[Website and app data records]
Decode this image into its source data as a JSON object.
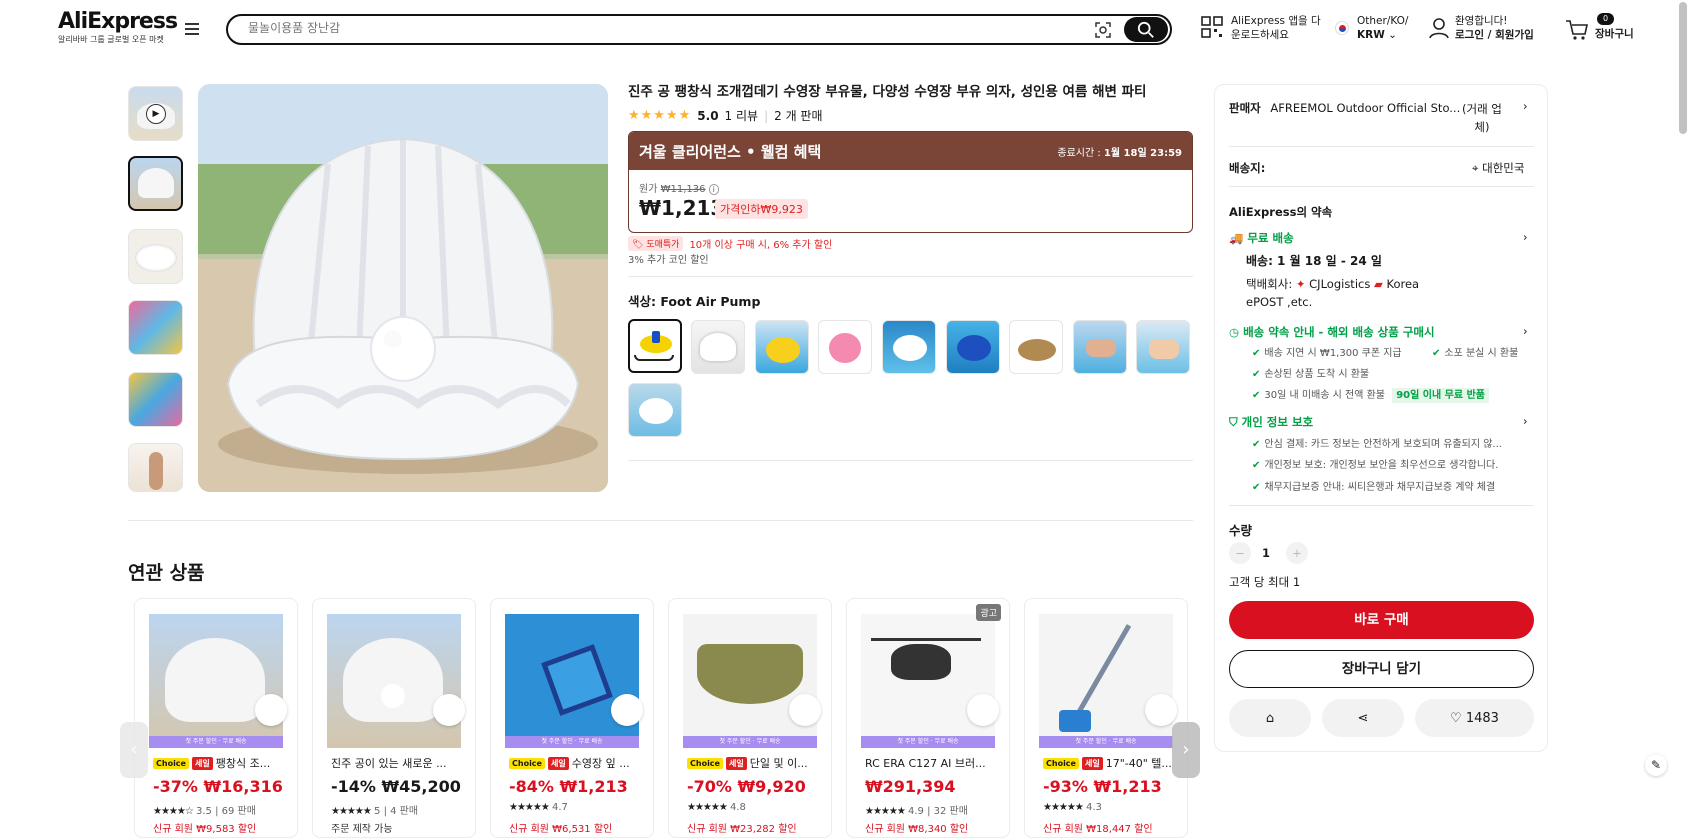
{
  "header": {
    "logo": "AliExpress",
    "logo_sub": "알리바바 그룹 글로벌 오픈 마켓",
    "search_placeholder": "물놀이용품 장난감",
    "app_line1": "AliExpress 앱을 다",
    "app_line2": "운로드하세요",
    "locale_line1": "Other/KO/",
    "locale_line2": "KRW",
    "account_line1": "환영합니다!",
    "account_line2": "로그인 / 회원가입",
    "cart_count": "0",
    "cart_label": "장바구니"
  },
  "product": {
    "title": "진주 공 팽창식 조개껍데기 수영장 부유물, 다양성 수영장 부유 의자, 성인용 여름 해변 파티",
    "rating": "5.0",
    "reviews": "1 리뷰",
    "sold": "2 개 판매",
    "promo_title": "겨울 클리어런스 • 웰컴 혜택",
    "promo_end_label": "종료시간 :",
    "promo_end": "1월 18일 23:59",
    "orig_label": "원가",
    "orig_price": "₩11,136",
    "price": "₩1,213",
    "discount": "가격인하₩9,923",
    "bulk_tag": "도매특가",
    "bulk_text": "10개 이상 구매 시, 6% 추가 할인",
    "coin_text": "3% 추가 코인 할인",
    "color_label": "색상:",
    "color_value": "Foot Air Pump"
  },
  "side": {
    "seller_label": "판매자",
    "seller_name": "AFREEMOL Outdoor Official Sto...",
    "seller_type1": "(거래 업",
    "seller_type2": "체)",
    "ship_to_label": "배송지:",
    "ship_to": "대한민국",
    "promise_title": "AliExpress의 약속",
    "free_ship": "무료 배송",
    "delivery": "배송: 1 월 18 일 - 24 일",
    "carrier_label": "택배회사:",
    "carrier1": "CJLogistics",
    "carrier2": "Korea",
    "carrier3": "ePOST ,etc.",
    "guarantee_title": "배송 약속 안내 - 해외 배송 상품 구매시",
    "g1": "배송 지연 시 ₩1,300 쿠폰 지급",
    "g2": "소포 분실 시 환불",
    "g3": "손상된 상품 도착 시 환불",
    "g4": "30일 내 미배송 시 전액 환불",
    "g4_badge": "90일 이내 무료 반품",
    "privacy_title": "개인 정보 보호",
    "p1": "안심 결제: 카드 정보는 안전하게 보호되며 유출되지 않...",
    "p2": "개인정보 보호: 개인정보 보안을 최우선으로 생각합니다.",
    "p3": "채무지급보증 안내: 씨티은행과 채무지급보증 계약 체결",
    "qty_label": "수량",
    "qty": "1",
    "qty_limit": "고객 당 최대 1",
    "buy_now": "바로 구매",
    "add_cart": "장바구니 담기",
    "wish_count": "1483"
  },
  "related": {
    "title": "연관 상품",
    "strip_text": "첫 주문 할인 · 무료 배송",
    "ad_label": "광고",
    "choice": "Choice",
    "sale": "세일",
    "items": [
      {
        "name": "팽창식 조...",
        "price": "-37% ₩16,316",
        "stars": "★★★★☆",
        "rating": "3.5",
        "sold": "69 판매",
        "promo": "신규 회원 ₩9,583 할인"
      },
      {
        "name": "진주 공이 있는 새로운 ...",
        "price": "-14% ₩45,200",
        "stars": "★★★★★",
        "rating": "5",
        "sold": "4 판매",
        "promo": "주문 제작 가능"
      },
      {
        "name": "수영장 잎 ...",
        "price": "-84% ₩1,213",
        "stars": "★★★★★",
        "rating": "4.7",
        "sold": "",
        "promo": "신규 회원 ₩6,531 할인"
      },
      {
        "name": "단일 및 이...",
        "price": "-70% ₩9,920",
        "stars": "★★★★★",
        "rating": "4.8",
        "sold": "",
        "promo": "신규 회원 ₩23,282 할인"
      },
      {
        "name": "RC ERA C127 AI 브러...",
        "price": "₩291,394",
        "stars": "★★★★★",
        "rating": "4.9",
        "sold": "32 판매",
        "promo": "신규 회원 ₩8,340 할인"
      },
      {
        "name": "17\"-40\" 텔...",
        "price": "-93% ₩1,213",
        "stars": "★★★★★",
        "rating": "4.3",
        "sold": "",
        "promo": "신규 회원 ₩18,447 할인"
      }
    ]
  }
}
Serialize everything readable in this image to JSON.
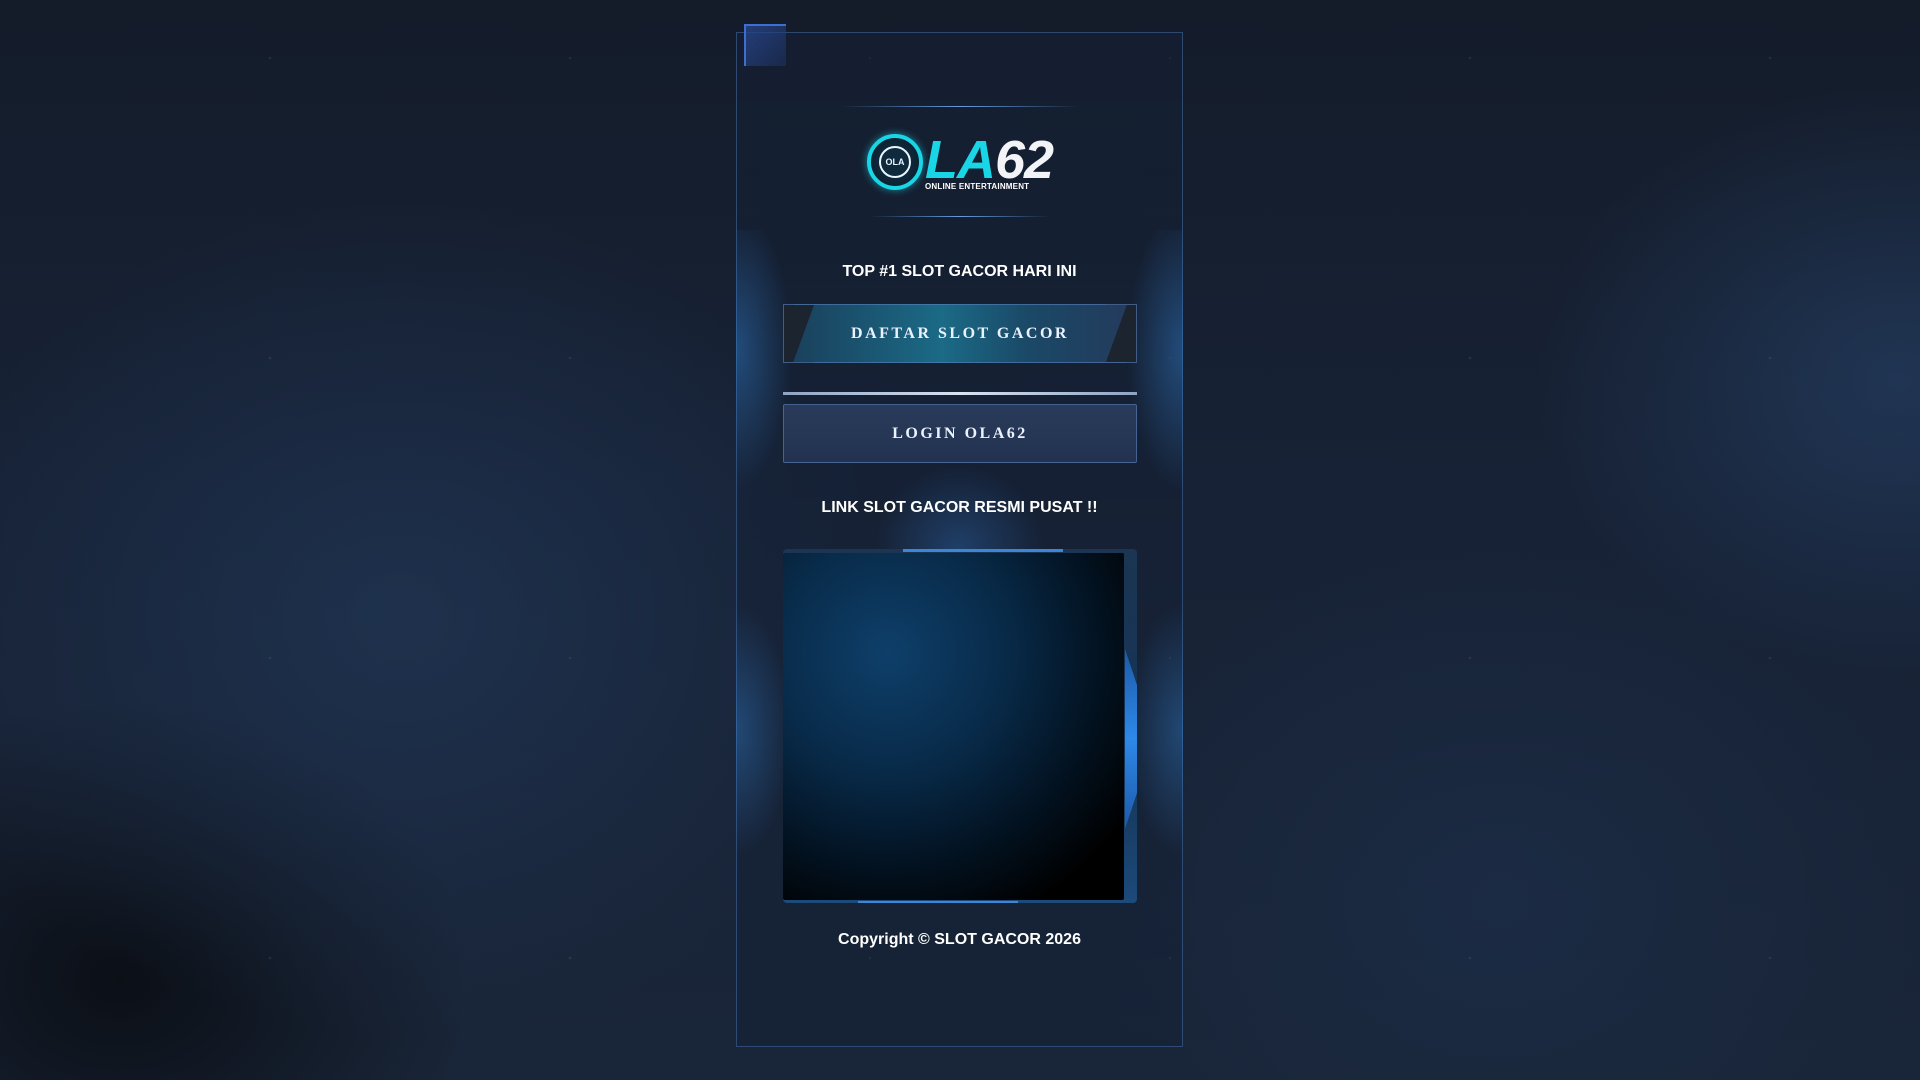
{
  "header": {
    "logo": {
      "brand_prefix": "OLA",
      "brand_main": "LA",
      "brand_number": "62",
      "emblem_text": "OLA",
      "subtitle": "ONLINE ENTERTAINMENT",
      "colors": {
        "accent": "#19d6e6",
        "number": "#f2f4f7"
      }
    }
  },
  "main": {
    "tagline": "TOP #1 SLOT GACOR HARI INI",
    "register_button_label": "DAFTAR SLOT GACOR",
    "login_button_label": "LOGIN OLA62",
    "link_title": "LINK SLOT GACOR RESMI PUSAT !!"
  },
  "footer": {
    "copyright": "Copyright © SLOT GACOR 2026"
  },
  "theme": {
    "background": "#172236",
    "panel_border": "#466eaa",
    "accent_blue": "#3c86d8"
  }
}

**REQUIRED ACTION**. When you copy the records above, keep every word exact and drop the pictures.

**ANSWER TO THIS EXERCISE**.
Decode this image into its source data as a JSON object.
{
  "header": {
    "logo": "AliExpress",
    "logo_sub": "알리바바 그룹 글로벌 오픈 마켓",
    "search_placeholder": "물놀이용품 장난감",
    "app_line1": "AliExpress 앱을 다",
    "app_line2": "운로드하세요",
    "locale_line1": "Other/KO/",
    "locale_line2": "KRW",
    "account_line1": "환영합니다!",
    "account_line2": "로그인 / 회원가입",
    "cart_count": "0",
    "cart_label": "장바구니"
  },
  "product": {
    "title": "진주 공 팽창식 조개껍데기 수영장 부유물, 다양성 수영장 부유 의자, 성인용 여름 해변 파티",
    "rating": "5.0",
    "reviews": "1 리뷰",
    "sold": "2 개 판매",
    "promo_title": "겨울 클리어런스 • 웰컴 혜택",
    "promo_end_label": "종료시간 :",
    "promo_end": "1월 18일 23:59",
    "orig_label": "원가",
    "orig_price": "₩11,136",
    "price": "₩1,213",
    "discount": "가격인하₩9,923",
    "bulk_tag": "도매특가",
    "bulk_text": "10개 이상 구매 시, 6% 추가 할인",
    "coin_text": "3% 추가 코인 할인",
    "color_label": "색상:",
    "color_value": "Foot Air Pump"
  },
  "side": {
    "seller_label": "판매자",
    "seller_name": "AFREEMOL Outdoor Official Sto...",
    "seller_type1": "(거래 업",
    "seller_type2": "체)",
    "ship_to_label": "배송지:",
    "ship_to": "대한민국",
    "promise_title": "AliExpress의 약속",
    "free_ship": "무료 배송",
    "delivery": "배송: 1 월 18 일 - 24 일",
    "carrier_label": "택배회사:",
    "carrier1": "CJLogistics",
    "carrier2": "Korea",
    "carrier3": "ePOST ,etc.",
    "guarantee_title": "배송 약속 안내 - 해외 배송 상품 구매시",
    "g1": "배송 지연 시 ₩1,300 쿠폰 지급",
    "g2": "소포 분실 시 환불",
    "g3": "손상된 상품 도착 시 환불",
    "g4": "30일 내 미배송 시 전액 환불",
    "g4_badge": "90일 이내 무료 반품",
    "privacy_title": "개인 정보 보호",
    "p1": "안심 결제: 카드 정보는 안전하게 보호되며 유출되지 않...",
    "p2": "개인정보 보호: 개인정보 보안을 최우선으로 생각합니다.",
    "p3": "채무지급보증 안내: 씨티은행과 채무지급보증 계약 체결",
    "qty_label": "수량",
    "qty": "1",
    "qty_limit": "고객 당 최대 1",
    "buy_now": "바로 구매",
    "add_cart": "장바구니 담기",
    "wish_count": "1483"
  },
  "related": {
    "title": "연관 상품",
    "strip_text": "첫 주문 할인 · 무료 배송",
    "ad_label": "광고",
    "choice": "Choice",
    "sale": "세일",
    "items": [
      {
        "name": "팽창식 조...",
        "price": "-37% ₩16,316",
        "stars": "★★★★☆",
        "rating": "3.5",
        "sold": "69 판매",
        "promo": "신규 회원 ₩9,583 할인"
      },
      {
        "name": "진주 공이 있는 새로운 ...",
        "price": "-14% ₩45,200",
        "stars": "★★★★★",
        "rating": "5",
        "sold": "4 판매",
        "promo": "주문 제작 가능"
      },
      {
        "name": "수영장 잎 ...",
        "price": "-84% ₩1,213",
        "stars": "★★★★★",
        "rating": "4.7",
        "sold": "",
        "promo": "신규 회원 ₩6,531 할인"
      },
      {
        "name": "단일 및 이...",
        "price": "-70% ₩9,920",
        "stars": "★★★★★",
        "rating": "4.8",
        "sold": "",
        "promo": "신규 회원 ₩23,282 할인"
      },
      {
        "name": "RC ERA C127 AI 브러...",
        "price": "₩291,394",
        "stars": "★★★★★",
        "rating": "4.9",
        "sold": "32 판매",
        "promo": "신규 회원 ₩8,340 할인"
      },
      {
        "name": "17\"-40\" 텔...",
        "price": "-93% ₩1,213",
        "stars": "★★★★★",
        "rating": "4.3",
        "sold": "",
        "promo": "신규 회원 ₩18,447 할인"
      }
    ]
  }
}
Serialize everything readable in this image to JSON.
{
  "header": {
    "logo": {
      "brand_prefix": "OLA",
      "brand_main": "LA",
      "brand_number": "62",
      "emblem_text": "OLA",
      "subtitle": "ONLINE ENTERTAINMENT",
      "colors": {
        "accent": "#19d6e6",
        "number": "#f2f4f7"
      }
    }
  },
  "main": {
    "tagline": "TOP #1 SLOT GACOR HARI INI",
    "register_button_label": "DAFTAR SLOT GACOR",
    "login_button_label": "LOGIN OLA62",
    "link_title": "LINK SLOT GACOR RESMI PUSAT !!"
  },
  "footer": {
    "copyright": "Copyright © SLOT GACOR 2026"
  },
  "theme": {
    "background": "#172236",
    "panel_border": "#466eaa",
    "accent_blue": "#3c86d8"
  }
}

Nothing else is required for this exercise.